**Dataset records**:
▬▬▬▬▬▬▬▬▬▬

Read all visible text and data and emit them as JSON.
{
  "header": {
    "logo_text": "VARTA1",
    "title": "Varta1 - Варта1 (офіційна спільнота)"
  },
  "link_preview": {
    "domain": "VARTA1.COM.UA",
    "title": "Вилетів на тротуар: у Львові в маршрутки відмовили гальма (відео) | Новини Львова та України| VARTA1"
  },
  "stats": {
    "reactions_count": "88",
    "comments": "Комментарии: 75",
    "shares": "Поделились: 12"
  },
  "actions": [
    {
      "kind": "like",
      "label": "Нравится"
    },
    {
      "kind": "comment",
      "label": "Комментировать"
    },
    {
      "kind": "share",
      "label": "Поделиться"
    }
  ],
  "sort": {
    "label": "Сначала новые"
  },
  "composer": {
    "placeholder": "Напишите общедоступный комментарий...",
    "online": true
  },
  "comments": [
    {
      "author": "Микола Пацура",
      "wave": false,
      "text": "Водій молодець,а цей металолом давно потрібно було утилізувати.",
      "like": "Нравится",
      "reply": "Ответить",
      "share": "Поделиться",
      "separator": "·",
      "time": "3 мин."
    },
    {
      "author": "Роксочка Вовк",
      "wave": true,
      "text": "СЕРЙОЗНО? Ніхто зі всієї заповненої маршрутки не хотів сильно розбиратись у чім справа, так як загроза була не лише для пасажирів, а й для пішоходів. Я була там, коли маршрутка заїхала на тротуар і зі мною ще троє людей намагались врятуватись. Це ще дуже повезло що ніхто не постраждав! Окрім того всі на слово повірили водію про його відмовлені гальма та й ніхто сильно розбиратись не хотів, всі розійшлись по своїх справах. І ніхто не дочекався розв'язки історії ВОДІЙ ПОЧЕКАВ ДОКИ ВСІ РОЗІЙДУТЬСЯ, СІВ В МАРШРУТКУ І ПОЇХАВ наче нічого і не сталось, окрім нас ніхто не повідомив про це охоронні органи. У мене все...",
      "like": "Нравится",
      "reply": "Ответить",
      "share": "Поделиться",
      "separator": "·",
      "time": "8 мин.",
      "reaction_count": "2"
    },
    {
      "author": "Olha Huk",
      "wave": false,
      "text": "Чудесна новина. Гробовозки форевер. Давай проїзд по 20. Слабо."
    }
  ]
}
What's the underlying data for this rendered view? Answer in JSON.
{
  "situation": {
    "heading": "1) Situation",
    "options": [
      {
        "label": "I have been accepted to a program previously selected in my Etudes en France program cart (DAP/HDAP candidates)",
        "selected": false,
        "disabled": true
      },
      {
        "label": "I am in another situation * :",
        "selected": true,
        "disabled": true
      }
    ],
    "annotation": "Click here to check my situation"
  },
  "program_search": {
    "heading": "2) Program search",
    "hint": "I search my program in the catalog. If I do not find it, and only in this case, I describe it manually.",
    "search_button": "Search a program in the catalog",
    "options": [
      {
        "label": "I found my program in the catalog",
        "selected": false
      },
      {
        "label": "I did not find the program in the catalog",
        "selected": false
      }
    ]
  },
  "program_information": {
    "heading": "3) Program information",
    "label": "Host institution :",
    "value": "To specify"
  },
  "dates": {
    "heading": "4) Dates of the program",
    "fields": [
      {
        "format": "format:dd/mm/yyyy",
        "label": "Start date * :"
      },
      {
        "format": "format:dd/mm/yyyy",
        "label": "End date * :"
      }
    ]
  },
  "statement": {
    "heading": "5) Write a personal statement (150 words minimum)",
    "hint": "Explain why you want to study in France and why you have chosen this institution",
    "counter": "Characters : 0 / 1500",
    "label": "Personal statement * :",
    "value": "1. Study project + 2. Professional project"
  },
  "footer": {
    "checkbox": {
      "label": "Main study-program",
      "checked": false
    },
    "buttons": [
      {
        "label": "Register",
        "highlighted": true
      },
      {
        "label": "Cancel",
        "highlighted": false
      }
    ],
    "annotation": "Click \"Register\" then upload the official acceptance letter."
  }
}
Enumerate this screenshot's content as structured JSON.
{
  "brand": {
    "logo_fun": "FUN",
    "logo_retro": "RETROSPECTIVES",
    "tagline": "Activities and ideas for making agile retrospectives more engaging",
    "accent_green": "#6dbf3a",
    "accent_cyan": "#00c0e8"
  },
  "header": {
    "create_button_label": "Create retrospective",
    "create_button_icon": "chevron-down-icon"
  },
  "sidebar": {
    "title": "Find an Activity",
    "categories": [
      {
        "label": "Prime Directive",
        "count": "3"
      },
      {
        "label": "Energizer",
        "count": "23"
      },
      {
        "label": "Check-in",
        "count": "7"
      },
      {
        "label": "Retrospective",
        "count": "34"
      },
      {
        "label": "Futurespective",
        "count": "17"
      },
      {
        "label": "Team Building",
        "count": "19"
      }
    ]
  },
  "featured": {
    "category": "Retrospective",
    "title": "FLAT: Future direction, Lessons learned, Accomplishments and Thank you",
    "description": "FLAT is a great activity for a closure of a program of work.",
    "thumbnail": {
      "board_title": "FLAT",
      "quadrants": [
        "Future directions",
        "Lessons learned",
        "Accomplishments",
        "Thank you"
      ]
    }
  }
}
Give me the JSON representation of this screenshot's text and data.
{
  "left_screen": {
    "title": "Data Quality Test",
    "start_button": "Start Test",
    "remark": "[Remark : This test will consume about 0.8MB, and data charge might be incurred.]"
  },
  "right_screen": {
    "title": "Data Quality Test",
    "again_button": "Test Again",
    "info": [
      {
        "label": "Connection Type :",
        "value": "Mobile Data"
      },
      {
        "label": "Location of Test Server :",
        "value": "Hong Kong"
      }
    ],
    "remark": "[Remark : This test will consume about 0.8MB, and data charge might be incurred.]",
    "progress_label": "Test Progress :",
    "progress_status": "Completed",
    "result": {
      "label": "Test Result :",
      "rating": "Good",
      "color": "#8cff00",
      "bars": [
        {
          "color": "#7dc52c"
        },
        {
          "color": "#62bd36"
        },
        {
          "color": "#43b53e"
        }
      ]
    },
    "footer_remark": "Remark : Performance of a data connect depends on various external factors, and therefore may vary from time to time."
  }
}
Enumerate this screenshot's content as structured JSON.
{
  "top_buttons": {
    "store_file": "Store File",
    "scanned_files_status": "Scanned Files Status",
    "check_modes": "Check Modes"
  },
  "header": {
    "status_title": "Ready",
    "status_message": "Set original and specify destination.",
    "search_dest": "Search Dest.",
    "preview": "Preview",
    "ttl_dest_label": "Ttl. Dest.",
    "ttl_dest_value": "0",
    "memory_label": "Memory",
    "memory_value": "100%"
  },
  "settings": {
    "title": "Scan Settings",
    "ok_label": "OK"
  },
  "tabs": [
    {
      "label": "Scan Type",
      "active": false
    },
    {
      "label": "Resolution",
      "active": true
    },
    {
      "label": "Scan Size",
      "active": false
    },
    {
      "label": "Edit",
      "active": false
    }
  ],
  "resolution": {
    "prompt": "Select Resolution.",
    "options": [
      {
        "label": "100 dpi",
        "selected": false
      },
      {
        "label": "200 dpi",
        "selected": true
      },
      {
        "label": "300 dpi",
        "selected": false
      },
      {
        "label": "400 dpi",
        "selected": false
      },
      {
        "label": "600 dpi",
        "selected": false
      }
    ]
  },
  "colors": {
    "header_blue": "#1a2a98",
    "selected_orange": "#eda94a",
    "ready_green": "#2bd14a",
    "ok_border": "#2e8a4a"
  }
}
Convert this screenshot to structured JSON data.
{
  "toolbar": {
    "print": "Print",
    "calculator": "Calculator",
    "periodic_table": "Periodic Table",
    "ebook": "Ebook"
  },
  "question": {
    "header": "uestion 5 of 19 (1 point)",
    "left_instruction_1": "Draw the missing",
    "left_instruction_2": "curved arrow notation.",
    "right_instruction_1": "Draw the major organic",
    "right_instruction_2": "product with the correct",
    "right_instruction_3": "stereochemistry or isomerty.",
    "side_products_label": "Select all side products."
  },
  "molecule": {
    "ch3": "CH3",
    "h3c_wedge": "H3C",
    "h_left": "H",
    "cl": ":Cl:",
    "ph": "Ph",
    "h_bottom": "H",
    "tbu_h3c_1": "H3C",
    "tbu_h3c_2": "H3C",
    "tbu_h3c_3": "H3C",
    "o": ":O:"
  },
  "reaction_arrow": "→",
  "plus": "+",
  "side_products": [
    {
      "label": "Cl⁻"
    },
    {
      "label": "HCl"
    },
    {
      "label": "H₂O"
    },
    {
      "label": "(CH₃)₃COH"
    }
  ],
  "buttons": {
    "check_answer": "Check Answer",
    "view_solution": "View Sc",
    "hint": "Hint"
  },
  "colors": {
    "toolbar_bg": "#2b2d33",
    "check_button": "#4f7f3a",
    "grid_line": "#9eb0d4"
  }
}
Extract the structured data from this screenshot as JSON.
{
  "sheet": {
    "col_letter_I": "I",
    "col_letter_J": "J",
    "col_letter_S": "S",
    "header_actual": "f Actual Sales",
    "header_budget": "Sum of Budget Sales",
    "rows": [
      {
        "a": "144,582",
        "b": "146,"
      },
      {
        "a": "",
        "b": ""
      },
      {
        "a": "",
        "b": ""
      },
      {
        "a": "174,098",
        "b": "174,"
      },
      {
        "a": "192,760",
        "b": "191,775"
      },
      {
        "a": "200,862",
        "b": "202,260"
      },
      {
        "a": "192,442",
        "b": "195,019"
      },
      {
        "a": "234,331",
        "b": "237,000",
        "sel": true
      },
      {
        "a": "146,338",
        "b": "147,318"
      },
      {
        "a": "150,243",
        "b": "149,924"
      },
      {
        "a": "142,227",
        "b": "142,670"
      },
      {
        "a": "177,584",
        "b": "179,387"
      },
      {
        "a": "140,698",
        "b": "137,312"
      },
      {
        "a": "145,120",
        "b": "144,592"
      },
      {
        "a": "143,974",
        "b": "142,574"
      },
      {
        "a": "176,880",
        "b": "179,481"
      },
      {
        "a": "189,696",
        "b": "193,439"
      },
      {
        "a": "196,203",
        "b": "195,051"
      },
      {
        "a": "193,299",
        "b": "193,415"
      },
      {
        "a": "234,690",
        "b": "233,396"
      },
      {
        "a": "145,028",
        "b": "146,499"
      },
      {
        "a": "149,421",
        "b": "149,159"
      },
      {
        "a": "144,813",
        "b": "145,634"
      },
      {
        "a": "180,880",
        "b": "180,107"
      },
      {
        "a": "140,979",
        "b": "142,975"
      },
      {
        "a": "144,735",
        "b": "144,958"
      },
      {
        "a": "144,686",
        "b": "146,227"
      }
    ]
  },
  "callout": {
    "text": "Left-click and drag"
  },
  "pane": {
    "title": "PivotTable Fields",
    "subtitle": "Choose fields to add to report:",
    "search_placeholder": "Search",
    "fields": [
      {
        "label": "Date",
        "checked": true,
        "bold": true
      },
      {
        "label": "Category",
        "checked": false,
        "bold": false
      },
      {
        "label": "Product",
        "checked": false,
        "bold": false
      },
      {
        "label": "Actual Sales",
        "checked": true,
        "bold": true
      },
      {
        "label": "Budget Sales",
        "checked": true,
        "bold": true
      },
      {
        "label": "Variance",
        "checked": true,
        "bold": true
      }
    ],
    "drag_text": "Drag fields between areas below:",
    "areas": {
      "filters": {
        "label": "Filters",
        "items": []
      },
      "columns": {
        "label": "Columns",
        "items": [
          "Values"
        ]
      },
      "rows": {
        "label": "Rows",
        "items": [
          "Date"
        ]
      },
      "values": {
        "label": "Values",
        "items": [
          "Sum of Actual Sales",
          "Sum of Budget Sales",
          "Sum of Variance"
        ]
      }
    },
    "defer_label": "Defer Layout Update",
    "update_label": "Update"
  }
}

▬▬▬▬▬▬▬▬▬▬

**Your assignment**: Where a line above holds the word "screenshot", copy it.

**Response to this exercise**:
Enumerate this screenshot's content as structured JSON.
Give me the JSON representation of this screenshot's text and data.
Enumerate this screenshot's content as structured JSON.
Convert this screenshot to structured JSON data.
Extract the structured data from this screenshot as JSON.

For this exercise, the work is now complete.